Garrison does not contend, nor did Supreme Court rule, that the original change order form (marked "registered") waslegally sufficient to extend the contract, and that the Comptroller failed to act on it within 30 days ( see New York City Charter § 328[a]). Rather, Garrison's claim is that DEP's failure to submit the proper forms should estop the City from denying the enforceability of the contract. This Court has long held that acceptance of services performed under an unauthorized contract does not estop a municipality from asserting the invalidity of the contract ( Seif v City of Long Beach, 286 NY 382). DEP's failure to submit the proper forms can not be attributed to the Comptroller's office, and misfeasance by the contracting agency does not waive the failure to register properly the contract with the Comptroller ( Mtr. of Konski Engrs v Levitt, 69 AD2d 940, affd on opinion below, 49 NY2d 850).
While the courts below improperly granted judgment to Garrison on its mandamus to compel claim, Garrison's petition broadly construed makes out a claim for review of the Comptroller's decision denying its "illegal but equitable" claim (Administrative Code § 7206; see also, NYC Charter § 1152[e]). Supreme Court's obvious frustration at the City's failure to respond to attempts by Garrison's counsel to provide access to the necessary audit materials is understandable. However, since that Court did not pass on the denial of the "illegal but equitable" claim, which in any event cannot encompass the contract price, we remit the matter to Supreme Court for a determination on the merits of that claim. On remittal, theCourt may consider whether, under the circumstances of this case, the Comptroller's denial of the "illegal but equitable claim" (including his failure to review the materials now available) was arbitrary and capricious.
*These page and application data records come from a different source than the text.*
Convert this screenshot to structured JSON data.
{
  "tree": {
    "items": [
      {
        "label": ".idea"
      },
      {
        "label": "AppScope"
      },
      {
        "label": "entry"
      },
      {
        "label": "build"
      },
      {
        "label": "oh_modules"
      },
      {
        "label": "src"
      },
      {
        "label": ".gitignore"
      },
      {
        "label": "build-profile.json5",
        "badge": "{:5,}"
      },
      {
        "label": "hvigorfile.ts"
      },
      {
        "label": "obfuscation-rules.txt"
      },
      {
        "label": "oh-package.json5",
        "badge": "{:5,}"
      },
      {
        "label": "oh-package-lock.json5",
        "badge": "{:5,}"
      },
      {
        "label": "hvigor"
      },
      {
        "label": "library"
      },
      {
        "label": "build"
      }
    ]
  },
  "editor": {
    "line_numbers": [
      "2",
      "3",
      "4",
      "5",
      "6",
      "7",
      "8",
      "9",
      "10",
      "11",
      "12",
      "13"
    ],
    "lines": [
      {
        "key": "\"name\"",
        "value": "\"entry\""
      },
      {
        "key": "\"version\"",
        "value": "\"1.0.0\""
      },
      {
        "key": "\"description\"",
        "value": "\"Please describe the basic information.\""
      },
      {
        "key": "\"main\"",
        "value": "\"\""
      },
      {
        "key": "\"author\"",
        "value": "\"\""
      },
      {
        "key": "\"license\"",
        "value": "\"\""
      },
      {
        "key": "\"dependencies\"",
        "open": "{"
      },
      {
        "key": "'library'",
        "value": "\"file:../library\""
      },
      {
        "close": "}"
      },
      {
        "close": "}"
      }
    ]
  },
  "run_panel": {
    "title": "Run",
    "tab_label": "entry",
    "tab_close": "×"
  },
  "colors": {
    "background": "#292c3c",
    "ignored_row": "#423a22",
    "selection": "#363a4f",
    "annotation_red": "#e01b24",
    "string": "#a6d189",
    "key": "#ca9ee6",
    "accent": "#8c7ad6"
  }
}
Accordingly, the order of the Appellate Division should be reversed, with costs, and the case remitted to Supreme Court for further proceedings in accordance with this Opinion.
Order reversed, with costs, and case remitted to Supreme Court, New York County, for further proceedings in accordance with the opinion herein. Opinion by Judge Wesley. Chief Judge Kaye and Judges Bellacosa, Smith, Ciparick and Rosenblatt concur. Judge Levine took no part.
Notes1 The court also denied a counterclaim by the City for payment of the restitution amount agreed to by Garrison in Federal Court. The City has not contested that aspect of Supreme Court's decision on appeal.